            Based on Leubner, appellant argues that had MacRae sued respondents prior to December 2002, his action, like Leubner’s, would have been dismissed for lack of causation because, according to the expert opinion of Dr. Dudek, MacRae would more likely than not have survived had the melanoma been diagnosed at that time.  Appellant argues that because MacRae could not have successfully maintained a malpractice action prior to December 2002, the cause of action did not accrue before that date.

            Respondents argue that appellant has confused the standard for when a cause of action accrues with the standard for when a cause of action can withstand summary judgment.  Respondents assert that because the mere assertion of damages in a complaint alleging medical malpractice for misdiagnosis of a malignancy would defeat a motion for dismissal on the pleadings, MacRae’s medical-malpractice action accrued on the date of the misdiagnosis.  We agree. 

            Appellant correctly notes that neither Molloy nor Fabio holds that some damage occurs as a matter of law when the physician fails to make a correct diagnosis.  But the supreme court in Molloy stated that “[t]he misdiagnosis in Fabio caused the plaintiff immediate injury in the form of a continually growing cancer, which became more dangerous to the plaintiff each day it was left untreated.  The action accrued at the time of misdiagnosis because some damage occurred immediately.”  Molloy, 679 N.W.2d at 722.  Although dicta, these statements strongly imply that as a matter of law, a misdiagnosis of cancer causes some damage resulting in accrual of a medical-malpractice claim as of the date of misdiagnosis. 

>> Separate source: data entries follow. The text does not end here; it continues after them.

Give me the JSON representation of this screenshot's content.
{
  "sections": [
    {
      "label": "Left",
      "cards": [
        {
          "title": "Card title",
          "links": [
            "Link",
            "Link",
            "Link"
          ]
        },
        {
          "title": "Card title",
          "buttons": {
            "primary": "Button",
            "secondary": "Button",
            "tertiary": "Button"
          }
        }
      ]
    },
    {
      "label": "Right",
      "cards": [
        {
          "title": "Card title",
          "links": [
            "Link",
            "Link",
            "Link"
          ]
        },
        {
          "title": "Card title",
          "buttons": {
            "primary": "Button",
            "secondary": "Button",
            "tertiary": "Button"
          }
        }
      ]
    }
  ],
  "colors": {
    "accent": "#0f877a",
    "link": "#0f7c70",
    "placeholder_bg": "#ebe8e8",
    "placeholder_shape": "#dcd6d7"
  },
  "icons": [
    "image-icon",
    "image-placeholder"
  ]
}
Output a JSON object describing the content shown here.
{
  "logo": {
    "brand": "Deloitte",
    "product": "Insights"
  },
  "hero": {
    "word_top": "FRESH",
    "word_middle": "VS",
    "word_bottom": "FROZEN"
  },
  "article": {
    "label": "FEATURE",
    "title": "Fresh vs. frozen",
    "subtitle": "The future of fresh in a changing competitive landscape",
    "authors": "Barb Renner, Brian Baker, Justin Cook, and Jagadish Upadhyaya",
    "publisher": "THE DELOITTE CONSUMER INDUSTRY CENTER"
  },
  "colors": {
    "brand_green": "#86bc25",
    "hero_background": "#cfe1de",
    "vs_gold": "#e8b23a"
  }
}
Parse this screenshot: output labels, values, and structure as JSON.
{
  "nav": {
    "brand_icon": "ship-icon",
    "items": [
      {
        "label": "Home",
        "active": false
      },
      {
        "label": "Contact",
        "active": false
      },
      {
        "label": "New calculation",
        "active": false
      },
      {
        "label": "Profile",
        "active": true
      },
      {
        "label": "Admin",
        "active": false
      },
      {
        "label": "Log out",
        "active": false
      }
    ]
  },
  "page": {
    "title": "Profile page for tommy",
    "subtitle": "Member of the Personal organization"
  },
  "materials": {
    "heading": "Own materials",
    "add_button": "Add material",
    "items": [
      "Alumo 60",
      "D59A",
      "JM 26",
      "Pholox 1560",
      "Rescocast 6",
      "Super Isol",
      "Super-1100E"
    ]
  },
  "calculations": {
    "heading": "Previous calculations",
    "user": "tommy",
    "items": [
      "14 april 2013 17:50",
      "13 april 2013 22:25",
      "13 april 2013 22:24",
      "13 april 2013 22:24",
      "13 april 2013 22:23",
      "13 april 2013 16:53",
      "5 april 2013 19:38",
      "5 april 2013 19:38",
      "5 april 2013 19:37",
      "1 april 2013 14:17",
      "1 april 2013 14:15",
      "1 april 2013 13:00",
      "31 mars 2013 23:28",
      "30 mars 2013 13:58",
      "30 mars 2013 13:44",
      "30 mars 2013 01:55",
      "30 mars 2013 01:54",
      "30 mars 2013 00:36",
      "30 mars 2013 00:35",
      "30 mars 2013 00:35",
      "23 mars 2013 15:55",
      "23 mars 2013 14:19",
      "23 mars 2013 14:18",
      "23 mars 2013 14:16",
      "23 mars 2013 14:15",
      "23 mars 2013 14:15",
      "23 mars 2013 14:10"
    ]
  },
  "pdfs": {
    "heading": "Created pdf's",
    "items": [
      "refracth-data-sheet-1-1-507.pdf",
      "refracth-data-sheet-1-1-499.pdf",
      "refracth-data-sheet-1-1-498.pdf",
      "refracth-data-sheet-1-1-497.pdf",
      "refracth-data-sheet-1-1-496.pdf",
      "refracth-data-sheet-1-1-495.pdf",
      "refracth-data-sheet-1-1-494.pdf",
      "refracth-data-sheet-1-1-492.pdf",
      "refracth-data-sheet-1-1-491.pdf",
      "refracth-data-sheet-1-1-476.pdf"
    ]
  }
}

            Because the district court did not err in concluding that some injury occurred at the time of misdiagnosis in this case, the district court did not err in concluding that an action for malpractice brought at that time would have withstood a Rule 12.02(e) motion for dismissal on the pleadings and therefore accrued at the time of misdiagnosis, notwithstanding the fact that, under Leubner, the action most probably would not have withstood a motion for summary judgment based on lack of causation.  493 N.W.2d at 122.  We are not insensitive to an apparent lack of anything other than a procedural rationale for this conclusion.


[1] When a doctor continues to treat a patient for a particular condition, a medical-malpractice action does not accrue until the end of treatment for that condition.  Schmit v. Esser, 183 Minn. 354, 358-59. 236 N.W. 622, 624-25 (1931).  Appellant argued before the district court that a material issue of fact existed concerning whether the continuing-treatment rule applies to this case, so that the breach of the standard of care occurred on the last day of treatment, which was within four years of the commencement of this action.  But appellant has not challenged on appeal the district court’s determination that there was no continuing course of treatment, so that the single-act rule applies, and appellant acknowledges that respondents’ negligent act occurred in January 2001, when the lesion on MacRae’s left leg was misdiagnosed as a benign condition rather than malignant melanoma.